After almost four years of development, Mondi and Werner & Mertz will introduce a new, patented innovation in 2019: a 100-percent recyclable pouch with detachable decorative panels. The pouch replaces conventional flexible packaging for Frosch products. The pioneering design overcomes many shortcomings of the recycling process and is the result of a joint effort by Werner & Mertz, Mondi, EPEA Switzerland (Cradle to Cradle®), Der Grüne Punkt – Duales System Deutschland and Institut cyclos-HTP.
Our collaboration with Werner & Mertz shows, in the best possible way, how challenges can become solutions,” said Jens Kösters, Manager Technical Services, Mondi Consumer Goods Packaging.
In 2014 Werner & Mertz decided to develop packaging that is recyclable in the fullest sense. This was before most fast moving consumer goods (FMCG) companies viewed a commitment to sustainability as an indispensable building block for brand equity. Several packaging suppliers told them it could not be realised. Then they met Mondi.
The project was truly ambitious. It was not about developing flexible plastic packaging that is only theoretically recyclable – packaging likely to end up in landfill. Rather, the design aim was to “reverse-engineer” the recycling process: to create packaging fit for every stage of the recycling process.

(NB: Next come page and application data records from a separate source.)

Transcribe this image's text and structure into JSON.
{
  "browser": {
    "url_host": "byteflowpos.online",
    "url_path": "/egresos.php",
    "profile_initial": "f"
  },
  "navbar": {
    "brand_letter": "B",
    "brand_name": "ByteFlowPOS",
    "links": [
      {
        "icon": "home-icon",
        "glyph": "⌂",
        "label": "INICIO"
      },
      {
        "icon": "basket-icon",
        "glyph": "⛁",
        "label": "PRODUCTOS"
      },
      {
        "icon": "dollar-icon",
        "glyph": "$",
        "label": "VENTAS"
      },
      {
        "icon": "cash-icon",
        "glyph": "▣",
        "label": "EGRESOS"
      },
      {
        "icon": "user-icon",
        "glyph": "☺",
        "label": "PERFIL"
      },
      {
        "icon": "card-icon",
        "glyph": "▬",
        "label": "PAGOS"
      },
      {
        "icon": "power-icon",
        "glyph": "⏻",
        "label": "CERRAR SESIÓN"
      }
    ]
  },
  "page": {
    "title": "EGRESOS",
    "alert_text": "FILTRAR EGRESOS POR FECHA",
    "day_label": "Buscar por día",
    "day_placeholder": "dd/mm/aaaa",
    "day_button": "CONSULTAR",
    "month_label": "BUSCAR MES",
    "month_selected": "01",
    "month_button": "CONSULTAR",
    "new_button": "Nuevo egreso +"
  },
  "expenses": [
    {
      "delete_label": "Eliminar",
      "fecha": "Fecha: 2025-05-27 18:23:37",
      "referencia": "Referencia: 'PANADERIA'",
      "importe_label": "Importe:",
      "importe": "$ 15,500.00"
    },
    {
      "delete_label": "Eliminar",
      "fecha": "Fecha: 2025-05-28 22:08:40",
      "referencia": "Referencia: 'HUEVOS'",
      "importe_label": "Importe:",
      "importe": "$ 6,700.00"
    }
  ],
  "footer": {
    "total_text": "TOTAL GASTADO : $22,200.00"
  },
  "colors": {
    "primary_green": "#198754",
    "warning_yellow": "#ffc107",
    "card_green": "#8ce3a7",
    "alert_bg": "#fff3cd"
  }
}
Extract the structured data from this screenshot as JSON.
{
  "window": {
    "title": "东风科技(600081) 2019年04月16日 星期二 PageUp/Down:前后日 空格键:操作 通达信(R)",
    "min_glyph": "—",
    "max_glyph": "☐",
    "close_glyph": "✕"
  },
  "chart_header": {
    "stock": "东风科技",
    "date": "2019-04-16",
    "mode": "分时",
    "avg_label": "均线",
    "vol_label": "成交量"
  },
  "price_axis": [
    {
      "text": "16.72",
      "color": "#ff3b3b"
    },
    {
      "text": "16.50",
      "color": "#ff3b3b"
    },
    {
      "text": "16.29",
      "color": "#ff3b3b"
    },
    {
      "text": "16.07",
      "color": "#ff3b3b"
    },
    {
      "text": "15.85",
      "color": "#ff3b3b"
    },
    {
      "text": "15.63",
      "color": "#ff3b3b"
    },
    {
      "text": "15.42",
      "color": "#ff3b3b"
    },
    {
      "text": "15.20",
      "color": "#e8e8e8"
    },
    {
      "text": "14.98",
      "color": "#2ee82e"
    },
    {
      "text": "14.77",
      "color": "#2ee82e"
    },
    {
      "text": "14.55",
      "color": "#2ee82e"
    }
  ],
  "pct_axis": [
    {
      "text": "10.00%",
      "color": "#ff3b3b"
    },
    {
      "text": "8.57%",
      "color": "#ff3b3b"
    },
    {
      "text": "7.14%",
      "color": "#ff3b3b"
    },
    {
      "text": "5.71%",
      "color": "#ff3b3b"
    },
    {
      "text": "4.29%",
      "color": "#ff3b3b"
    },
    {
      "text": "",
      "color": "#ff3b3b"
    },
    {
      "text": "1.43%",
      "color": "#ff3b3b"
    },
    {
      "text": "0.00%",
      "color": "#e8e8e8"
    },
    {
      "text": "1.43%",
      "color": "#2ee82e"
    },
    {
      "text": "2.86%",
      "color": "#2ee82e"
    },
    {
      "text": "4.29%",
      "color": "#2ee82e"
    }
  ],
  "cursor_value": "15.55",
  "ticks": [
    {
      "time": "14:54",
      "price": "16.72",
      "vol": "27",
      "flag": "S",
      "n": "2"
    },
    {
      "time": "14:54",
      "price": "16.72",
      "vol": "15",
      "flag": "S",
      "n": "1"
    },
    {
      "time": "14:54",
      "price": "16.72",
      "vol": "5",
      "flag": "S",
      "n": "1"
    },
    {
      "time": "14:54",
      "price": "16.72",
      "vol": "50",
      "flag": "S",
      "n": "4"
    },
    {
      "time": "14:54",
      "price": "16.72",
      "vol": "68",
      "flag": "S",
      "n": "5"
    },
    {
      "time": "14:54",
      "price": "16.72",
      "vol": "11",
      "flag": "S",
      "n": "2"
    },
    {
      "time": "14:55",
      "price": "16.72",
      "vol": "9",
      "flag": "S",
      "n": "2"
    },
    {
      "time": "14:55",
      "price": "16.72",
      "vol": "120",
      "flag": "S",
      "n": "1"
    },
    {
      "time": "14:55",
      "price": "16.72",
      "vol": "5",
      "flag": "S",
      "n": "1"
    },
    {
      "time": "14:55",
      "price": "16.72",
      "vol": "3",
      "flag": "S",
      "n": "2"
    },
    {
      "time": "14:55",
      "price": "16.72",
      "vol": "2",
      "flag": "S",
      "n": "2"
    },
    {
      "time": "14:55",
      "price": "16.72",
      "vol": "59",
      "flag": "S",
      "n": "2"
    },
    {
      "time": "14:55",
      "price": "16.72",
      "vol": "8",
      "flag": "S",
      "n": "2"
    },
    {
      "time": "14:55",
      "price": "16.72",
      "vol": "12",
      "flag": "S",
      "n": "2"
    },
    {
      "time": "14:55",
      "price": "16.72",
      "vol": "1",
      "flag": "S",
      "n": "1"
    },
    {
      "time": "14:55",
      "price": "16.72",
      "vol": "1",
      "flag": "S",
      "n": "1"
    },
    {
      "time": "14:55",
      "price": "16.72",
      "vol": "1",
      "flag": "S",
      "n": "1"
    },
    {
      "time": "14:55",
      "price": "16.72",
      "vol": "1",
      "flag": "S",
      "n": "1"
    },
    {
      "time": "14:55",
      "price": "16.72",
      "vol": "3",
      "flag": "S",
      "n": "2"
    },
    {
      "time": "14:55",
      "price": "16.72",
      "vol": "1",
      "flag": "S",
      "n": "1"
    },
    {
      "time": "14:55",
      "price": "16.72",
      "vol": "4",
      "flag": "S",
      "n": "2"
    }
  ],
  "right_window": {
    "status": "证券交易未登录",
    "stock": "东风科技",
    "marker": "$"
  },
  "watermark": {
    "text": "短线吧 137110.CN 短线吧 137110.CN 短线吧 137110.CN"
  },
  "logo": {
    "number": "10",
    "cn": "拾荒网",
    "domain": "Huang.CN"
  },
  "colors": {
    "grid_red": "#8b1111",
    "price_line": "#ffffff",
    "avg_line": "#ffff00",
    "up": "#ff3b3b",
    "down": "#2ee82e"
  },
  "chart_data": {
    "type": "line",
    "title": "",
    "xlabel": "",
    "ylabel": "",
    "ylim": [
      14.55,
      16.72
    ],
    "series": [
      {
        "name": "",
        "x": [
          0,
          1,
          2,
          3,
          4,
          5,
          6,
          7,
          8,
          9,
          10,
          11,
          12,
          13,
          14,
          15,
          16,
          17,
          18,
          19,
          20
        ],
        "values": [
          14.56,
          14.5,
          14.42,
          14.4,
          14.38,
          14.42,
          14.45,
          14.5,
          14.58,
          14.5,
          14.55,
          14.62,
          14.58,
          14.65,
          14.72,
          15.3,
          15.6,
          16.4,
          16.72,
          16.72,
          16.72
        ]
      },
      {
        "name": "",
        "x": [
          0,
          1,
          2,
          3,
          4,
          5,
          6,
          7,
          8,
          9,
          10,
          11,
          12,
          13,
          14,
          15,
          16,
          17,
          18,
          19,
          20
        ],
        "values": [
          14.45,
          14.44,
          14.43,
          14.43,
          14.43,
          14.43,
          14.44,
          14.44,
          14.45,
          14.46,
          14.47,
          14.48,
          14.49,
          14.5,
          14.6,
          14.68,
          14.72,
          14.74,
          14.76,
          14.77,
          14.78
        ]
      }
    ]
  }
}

If you want to avoid a ‘garbage in, garbage out’ scenario, the entire value chain must be aligned – from packaging producers through players in sorting and recycling to buyers of recycled material,” explained Immo Sander, Head of Packaging Development, Werner & Mertz Group.
The challenges of true recycling
A crucial and often neglected step in the recycling process is sorting. Failure to sort the collected packaging into material streams that recyclers can use leads to down-cycling – that is, the production of recycled material no longer suitable for its original application. “If you want to avoid a ‘garbage in, garbage out’ scenario,” explained Immo Sander, Head of Packaging Development, Werner & Mertz Group, “the entire value chain must be aligned – from packaging producers through players in sorting and recycling to buyers of recycled material.” This is the aim of the Recyclate Initiative that Werner & Mertz launched in 2012.
In order to develop packaging that would yield high-end recycled material, Werner & Mertz and Mondi consulted multiple recycling experts: Der Grüne Punkt – Duales System Deutschland, EPEA Switzerland as well as Institut cyclos-HTP for later certification.
The packaging needed to be made of a polyethylene mono-material, which is a prerequisite for recycling. “Our collaboration with Werner & Mertz shows, in the best possible way, how challenges can become solutions,” said Jens Kösters, Manager Technical Services, Mondi Consumer Goods Packaging, “We worked our way through an ‘innovation funnel’— testing different materials until we arrived at a designed-for-recycling concept that convinced everyone at each point of the value chain. Furthermore, the concept offers clear benefits related to sealing strength and maximum filling volume.”
A giant leap: a pouch with detachable decorative panels
A final touch was added to solve the issue of recycling printed plastic materials. The pouch has two layers. “We dress the pouch up in an eye-catching ‘outer garment’ that is printed with brand design on the front and consumer info on the back,” said Sander. “When the pouch is empty, we ‘undress’ it automatically by shredding and sorting the two components into separate recycling streams.”
The patented pouch is now 100-percent recyclable. The material is of course free of glue or adhesive. Spout and cap are also made of polyethylene – which means the recycled material will be equivalent in quality to the original material.
Last week internationally renowned naturalist Sir David Attenborough, was speaking at the United Nations climate change conference, COP24, being held in Katowice, Poland, not that far from where I am sitting today in Vienna.
Paper-based FlexziBox offers plastics’ advantages with paper’s natural look & feel
Downgauging innovations yield thinner, more sustainable BIB films